This post is just one of many being published today as part of the #EDUSolidarity project, of which I am an organizer. After you have read this, please take some time to read the wide variety of posts that will be added during the day at EDUSolidarity.us.
Right around the time I was elected as my school’s UFT Chapter Leader, my school hired a new principal. He had taught history for 12 years and is married to an English teacher. He had spent the preceding year at my school as a principal intern, during which I came to know and respect him as a person and educator. When we sat down for our first formal meeting as principal and chapter leader-elects, the first thing he said was, “Steve, you’re a great teacher. So why would you want to be chapter leader?”
I have heard this question too many times. It assumes the stereotype of the teachers union as home to the despondent, bitter, lazy, kid-haters who teach to get summers off. And I must admit, I was guilty of holding this prejudice to some degree when I became chapter leader. While I, of course, wanted to take on the role to ensure the fair treatment of teachers at my school, a large part of my motivation was to slowly work to gain a voice within the UFT, so that a good teacher like me could displace an old and bitter one, in the hope that others would follow. However, what I have discovered in my interactions with people within the UFT and at the various meetings I attend is exactly what is true of teachers I have met in my career: The overwhelming majority of people who step foot into a classroom want nothing more than to do right by their kids.
Now, there is certainly disagreement on how to do this. I know people who are great, award-winning teachers who have radically different pedagogical styles than I do. They might even do some things that I would counsel the teachers I mentor against doing. But different teaching styles are necessary, as they reach different students. I would never want every teacher in the world to be exactly like me.
The same is true when it comes to educational policy. I only agree with the educational policies of the UFT slightly more often than I agree with the policies of the New York City Department of Education. I wouldn’t trust either to run schools without the checks and balances the other provides. There are times when change is a good thing, and sometimes that needs to be enforced from on high. There are also times when these “new ideas” are ridiculous and need to be stopped. There is a need for meaningful accountability for teachers. There are also times when the system acts out of expediency rather than in the best interest of students, and the union needs to be there to speak up for our students.
The area that the union is almost always right about, though, is insisting that teachers be treated as professionals.
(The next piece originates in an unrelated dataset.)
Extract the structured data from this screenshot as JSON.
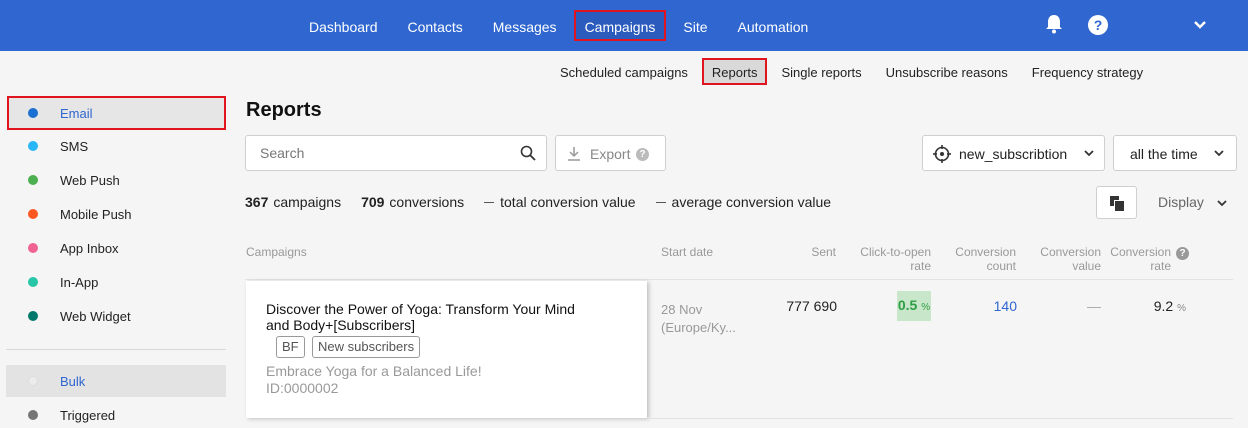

This means ensuring that we are compensated in such a way that allows one to teach, support a family, and retire. This means having meaningful, objective criteria for evaluation and layoffs that is not based on poorly constructed tests. And due to the nature of the job, this means we need tenure protection from arbitrary dismissal.
I work with a great teacher who nearly lost his job last year because students stole a copy of a grade-wide exam off his desk. I know someone in Virginia, where I started my career, who was falsely accused of sexual harassment by a student after she did poorly on an exam. I have seen teachers assigned classes for which they are neither certified nor trained to teach. I had parents calling for my dismissal my first year because I asked their children to write persuasive essays representing the opposite point of view on an issue they cared about. Great teachers are so hard to produce and find that we need a system that ensures we never arbitrarily lose them.
More than anything, however, I need the protection of my union and my tenured due process rights to consistently improve and innovate as a teacher. I am a very good teacher right now by any measurable objective standard, including that of the National Board for Professional Teaching Standards who certified me two years ago, as well as by the subjective account of anyone who has ever observed me. On my best days, I am great and every year, there are more and more of these days.
But here’s why I need tenure to get better: I need to be able to try new things to better improve my students’ learning. If I did the same thing this year that I did last year, my students’ growth would stagnate. This means taking risks.
New things do not always go well; most of the new things I try work, but some don’t. By being able to try new things, over time, I am constantly improving in my ability to serve my students, bringing me ever closer to the sustained greatness to which I aim.
If I had to worry about arbitrary dismissal as an “at-will” employee, I would not have tried many of the great things I do. I would continue doing what I have always done because it is safe. I have written before that good teaching takes courage. This is certainly the case, but seeking to improve as a teacher should never mean risking one’s job, which is exactly what I would be doing if I were still an at-will employee as I was in the right-to-work state of Virginia.